[Data about app and page elements]
- - - -

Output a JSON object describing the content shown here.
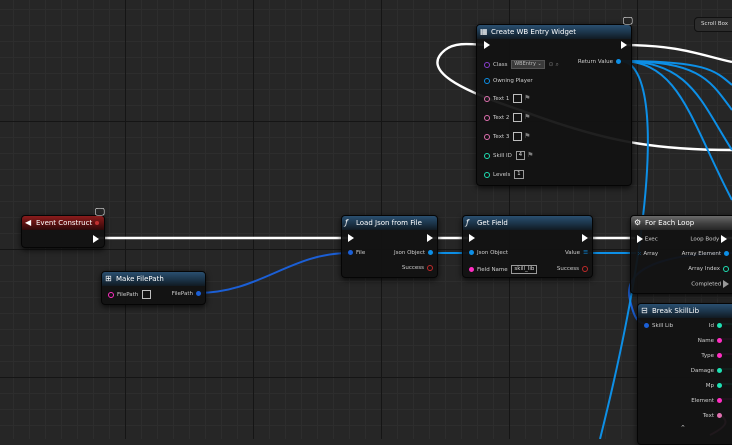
{
  "nodes": {
    "create_widget": {
      "title": "Create WB Entry Widget",
      "class_label": "Class",
      "class_value": "WBEntry",
      "owning_player": "Owning Player",
      "text1": "Text 1",
      "text2": "Text 2",
      "text3": "Text 3",
      "skill_id": "Skill ID",
      "skill_id_value": "4",
      "levels": "Levels",
      "levels_value": "1",
      "return_value": "Return Value"
    },
    "event_construct": {
      "title": "Event Construct"
    },
    "make_filepath": {
      "title": "Make FilePath",
      "in_label": "FilePath",
      "out_label": "FilePath"
    },
    "load_json": {
      "title": "Load Json from File",
      "file": "File",
      "json_object": "Json Object",
      "success": "Success"
    },
    "get_field": {
      "title": "Get Field",
      "json_object": "Json Object",
      "field_name": "Field Name",
      "field_value": "skill_lib",
      "value": "Value",
      "success": "Success"
    },
    "for_each": {
      "title": "For Each Loop",
      "exec": "Exec",
      "array": "Array",
      "loop_body": "Loop Body",
      "array_element": "Array Element",
      "array_index": "Array Index",
      "completed": "Completed"
    },
    "break_struct": {
      "title": "Break SkillLib",
      "skill_lib": "Skill Lib",
      "id": "Id",
      "name": "Name",
      "type": "Type",
      "damage": "Damage",
      "mp": "Mp",
      "element": "Element",
      "text": "Text"
    }
  },
  "scroll_box": "Scroll Box",
  "colors": {
    "exec": "#ffffff",
    "object": "#0d8fe6",
    "string": "#ff2ec2",
    "int": "#1fe0b3",
    "bool": "#8c0d0d",
    "struct": "#0d4fa8",
    "text": "#e070b0"
  }
}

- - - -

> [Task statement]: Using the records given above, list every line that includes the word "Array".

> [Reply]:
      "array": "Array",
      "array_element": "Array Element",
      "array_index": "Array Index",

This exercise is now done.